Stored dataset items
————————

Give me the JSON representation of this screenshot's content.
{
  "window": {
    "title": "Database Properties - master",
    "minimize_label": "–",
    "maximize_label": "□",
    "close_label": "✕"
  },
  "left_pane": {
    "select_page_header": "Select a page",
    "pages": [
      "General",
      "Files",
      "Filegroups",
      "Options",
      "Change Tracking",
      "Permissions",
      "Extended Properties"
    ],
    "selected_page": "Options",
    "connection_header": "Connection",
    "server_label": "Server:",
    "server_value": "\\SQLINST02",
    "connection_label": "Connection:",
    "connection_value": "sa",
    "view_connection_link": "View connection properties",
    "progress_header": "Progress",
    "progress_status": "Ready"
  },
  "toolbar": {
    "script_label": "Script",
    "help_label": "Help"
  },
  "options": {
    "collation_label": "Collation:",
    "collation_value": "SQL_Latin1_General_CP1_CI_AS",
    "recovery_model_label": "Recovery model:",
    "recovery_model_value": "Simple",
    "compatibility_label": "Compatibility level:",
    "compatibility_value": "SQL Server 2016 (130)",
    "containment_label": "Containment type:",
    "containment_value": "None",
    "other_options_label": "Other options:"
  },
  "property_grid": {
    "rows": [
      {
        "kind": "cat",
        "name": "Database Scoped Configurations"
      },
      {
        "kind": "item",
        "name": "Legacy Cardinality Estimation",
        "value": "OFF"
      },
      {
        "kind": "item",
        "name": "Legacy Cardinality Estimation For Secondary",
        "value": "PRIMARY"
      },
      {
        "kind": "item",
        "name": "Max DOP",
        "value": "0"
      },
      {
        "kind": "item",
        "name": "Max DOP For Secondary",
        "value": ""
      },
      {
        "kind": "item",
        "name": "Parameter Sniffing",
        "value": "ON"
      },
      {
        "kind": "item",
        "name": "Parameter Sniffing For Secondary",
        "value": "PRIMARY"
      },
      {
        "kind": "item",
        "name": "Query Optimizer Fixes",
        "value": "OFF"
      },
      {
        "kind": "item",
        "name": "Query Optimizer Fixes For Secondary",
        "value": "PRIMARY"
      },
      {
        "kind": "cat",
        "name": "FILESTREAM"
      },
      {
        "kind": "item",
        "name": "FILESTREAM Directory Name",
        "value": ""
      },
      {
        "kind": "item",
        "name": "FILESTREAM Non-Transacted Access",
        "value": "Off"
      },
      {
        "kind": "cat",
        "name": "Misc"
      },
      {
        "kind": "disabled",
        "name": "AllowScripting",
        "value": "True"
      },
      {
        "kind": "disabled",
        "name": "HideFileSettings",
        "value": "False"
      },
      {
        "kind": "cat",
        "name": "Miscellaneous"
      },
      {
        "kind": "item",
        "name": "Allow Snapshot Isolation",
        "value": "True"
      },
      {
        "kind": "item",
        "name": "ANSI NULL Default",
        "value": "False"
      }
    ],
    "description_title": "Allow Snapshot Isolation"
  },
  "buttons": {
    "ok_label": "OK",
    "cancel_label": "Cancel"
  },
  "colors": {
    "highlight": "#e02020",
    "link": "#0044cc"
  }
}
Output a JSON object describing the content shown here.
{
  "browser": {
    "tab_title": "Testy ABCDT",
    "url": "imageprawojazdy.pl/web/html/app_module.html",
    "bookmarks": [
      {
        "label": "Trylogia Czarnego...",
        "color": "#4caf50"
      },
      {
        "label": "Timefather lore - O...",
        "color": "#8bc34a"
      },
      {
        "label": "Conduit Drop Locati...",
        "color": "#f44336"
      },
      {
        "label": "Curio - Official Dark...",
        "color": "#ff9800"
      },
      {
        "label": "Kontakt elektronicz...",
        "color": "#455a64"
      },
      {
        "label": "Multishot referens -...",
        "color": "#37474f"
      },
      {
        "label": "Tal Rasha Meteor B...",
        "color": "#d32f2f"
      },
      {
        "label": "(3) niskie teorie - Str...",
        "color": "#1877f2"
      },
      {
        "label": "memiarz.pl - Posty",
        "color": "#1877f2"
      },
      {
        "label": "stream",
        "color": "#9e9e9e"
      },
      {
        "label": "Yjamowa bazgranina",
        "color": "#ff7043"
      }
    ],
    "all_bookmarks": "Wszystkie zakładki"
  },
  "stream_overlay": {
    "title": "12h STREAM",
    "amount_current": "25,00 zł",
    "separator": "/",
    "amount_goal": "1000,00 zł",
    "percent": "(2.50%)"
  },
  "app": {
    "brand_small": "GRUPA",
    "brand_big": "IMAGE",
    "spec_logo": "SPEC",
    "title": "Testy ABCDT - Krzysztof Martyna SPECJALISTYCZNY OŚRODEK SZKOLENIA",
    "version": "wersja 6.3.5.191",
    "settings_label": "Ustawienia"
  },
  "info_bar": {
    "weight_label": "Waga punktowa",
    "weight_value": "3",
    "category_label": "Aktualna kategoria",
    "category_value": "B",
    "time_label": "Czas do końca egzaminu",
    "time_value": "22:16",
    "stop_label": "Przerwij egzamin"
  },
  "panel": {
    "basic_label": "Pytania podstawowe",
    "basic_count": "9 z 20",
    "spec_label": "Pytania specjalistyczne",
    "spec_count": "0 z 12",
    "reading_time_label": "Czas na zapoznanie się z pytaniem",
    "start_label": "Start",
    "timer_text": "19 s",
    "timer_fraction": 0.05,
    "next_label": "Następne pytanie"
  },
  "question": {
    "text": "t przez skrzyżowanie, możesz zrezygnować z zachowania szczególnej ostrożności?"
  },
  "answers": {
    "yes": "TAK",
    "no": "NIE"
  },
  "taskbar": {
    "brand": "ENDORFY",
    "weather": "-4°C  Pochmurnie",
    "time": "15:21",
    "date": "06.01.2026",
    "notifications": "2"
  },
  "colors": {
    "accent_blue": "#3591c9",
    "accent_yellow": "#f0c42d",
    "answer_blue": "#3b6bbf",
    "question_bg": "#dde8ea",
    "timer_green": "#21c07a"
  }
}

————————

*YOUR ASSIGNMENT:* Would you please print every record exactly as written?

*RESPONSE AREA:*
Give me the JSON representation of this screenshot's content.
{
  "window": {
    "title": "Database Properties - master",
    "minimize_label": "–",
    "maximize_label": "□",
    "close_label": "✕"
  },
  "left_pane": {
    "select_page_header": "Select a page",
    "pages": [
      "General",
      "Files",
      "Filegroups",
      "Options",
      "Change Tracking",
      "Permissions",
      "Extended Properties"
    ],
    "selected_page": "Options",
    "connection_header": "Connection",
    "server_label": "Server:",
    "server_value": "\\SQLINST02",
    "connection_label": "Connection:",
    "connection_value": "sa",
    "view_connection_link": "View connection properties",
    "progress_header": "Progress",
    "progress_status": "Ready"
  },
  "toolbar": {
    "script_label": "Script",
    "help_label": "Help"
  },
  "options": {
    "collation_label": "Collation:",
    "collation_value": "SQL_Latin1_General_CP1_CI_AS",
    "recovery_model_label": "Recovery model:",
    "recovery_model_value": "Simple",
    "compatibility_label": "Compatibility level:",
    "compatibility_value": "SQL Server 2016 (130)",
    "containment_label": "Containment type:",
    "containment_value": "None",
    "other_options_label": "Other options:"
  },
  "property_grid": {
    "rows": [
      {
        "kind": "cat",
        "name": "Database Scoped Configurations"
      },
      {
        "kind": "item",
        "name": "Legacy Cardinality Estimation",
        "value": "OFF"
      },
      {
        "kind": "item",
        "name": "Legacy Cardinality Estimation For Secondary",
        "value": "PRIMARY"
      },
      {
        "kind": "item",
        "name": "Max DOP",
        "value": "0"
      },
      {
        "kind": "item",
        "name": "Max DOP For Secondary",
        "value": ""
      },
      {
        "kind": "item",
        "name": "Parameter Sniffing",
        "value": "ON"
      },
      {
        "kind": "item",
        "name": "Parameter Sniffing For Secondary",
        "value": "PRIMARY"
      },
      {
        "kind": "item",
        "name": "Query Optimizer Fixes",
        "value": "OFF"
      },
      {
        "kind": "item",
        "name": "Query Optimizer Fixes For Secondary",
        "value": "PRIMARY"
      },
      {
        "kind": "cat",
        "name": "FILESTREAM"
      },
      {
        "kind": "item",
        "name": "FILESTREAM Directory Name",
        "value": ""
      },
      {
        "kind": "item",
        "name": "FILESTREAM Non-Transacted Access",
        "value": "Off"
      },
      {
        "kind": "cat",
        "name": "Misc"
      },
      {
        "kind": "disabled",
        "name": "AllowScripting",
        "value": "True"
      },
      {
        "kind": "disabled",
        "name": "HideFileSettings",
        "value": "False"
      },
      {
        "kind": "cat",
        "name": "Miscellaneous"
      },
      {
        "kind": "item",
        "name": "Allow Snapshot Isolation",
        "value": "True"
      },
      {
        "kind": "item",
        "name": "ANSI NULL Default",
        "value": "False"
      }
    ],
    "description_title": "Allow Snapshot Isolation"
  },
  "buttons": {
    "ok_label": "OK",
    "cancel_label": "Cancel"
  },
  "colors": {
    "highlight": "#e02020",
    "link": "#0044cc"
  }
}
Output a JSON object describing the content shown here.
{
  "browser": {
    "tab_title": "Testy ABCDT",
    "url": "imageprawojazdy.pl/web/html/app_module.html",
    "bookmarks": [
      {
        "label": "Trylogia Czarnego...",
        "color": "#4caf50"
      },
      {
        "label": "Timefather lore - O...",
        "color": "#8bc34a"
      },
      {
        "label": "Conduit Drop Locati...",
        "color": "#f44336"
      },
      {
        "label": "Curio - Official Dark...",
        "color": "#ff9800"
      },
      {
        "label": "Kontakt elektronicz...",
        "color": "#455a64"
      },
      {
        "label": "Multishot referens -...",
        "color": "#37474f"
      },
      {
        "label": "Tal Rasha Meteor B...",
        "color": "#d32f2f"
      },
      {
        "label": "(3) niskie teorie - Str...",
        "color": "#1877f2"
      },
      {
        "label": "memiarz.pl - Posty",
        "color": "#1877f2"
      },
      {
        "label": "stream",
        "color": "#9e9e9e"
      },
      {
        "label": "Yjamowa bazgranina",
        "color": "#ff7043"
      }
    ],
    "all_bookmarks": "Wszystkie zakładki"
  },
  "stream_overlay": {
    "title": "12h STREAM",
    "amount_current": "25,00 zł",
    "separator": "/",
    "amount_goal": "1000,00 zł",
    "percent": "(2.50%)"
  },
  "app": {
    "brand_small": "GRUPA",
    "brand_big": "IMAGE",
    "spec_logo": "SPEC",
    "title": "Testy ABCDT - Krzysztof Martyna SPECJALISTYCZNY OŚRODEK SZKOLENIA",
    "version": "wersja 6.3.5.191",
    "settings_label": "Ustawienia"
  },
  "info_bar": {
    "weight_label": "Waga punktowa",
    "weight_value": "3",
    "category_label": "Aktualna kategoria",
    "category_value": "B",
    "time_label": "Czas do końca egzaminu",
    "time_value": "22:16",
    "stop_label": "Przerwij egzamin"
  },
  "panel": {
    "basic_label": "Pytania podstawowe",
    "basic_count": "9 z 20",
    "spec_label": "Pytania specjalistyczne",
    "spec_count": "0 z 12",
    "reading_time_label": "Czas na zapoznanie się z pytaniem",
    "start_label": "Start",
    "timer_text": "19 s",
    "timer_fraction": 0.05,
    "next_label": "Następne pytanie"
  },
  "question": {
    "text": "t przez skrzyżowanie, możesz zrezygnować z zachowania szczególnej ostrożności?"
  },
  "answers": {
    "yes": "TAK",
    "no": "NIE"
  },
  "taskbar": {
    "brand": "ENDORFY",
    "weather": "-4°C  Pochmurnie",
    "time": "15:21",
    "date": "06.01.2026",
    "notifications": "2"
  },
  "colors": {
    "accent_blue": "#3591c9",
    "accent_yellow": "#f0c42d",
    "answer_blue": "#3b6bbf",
    "question_bg": "#dde8ea",
    "timer_green": "#21c07a"
  }
}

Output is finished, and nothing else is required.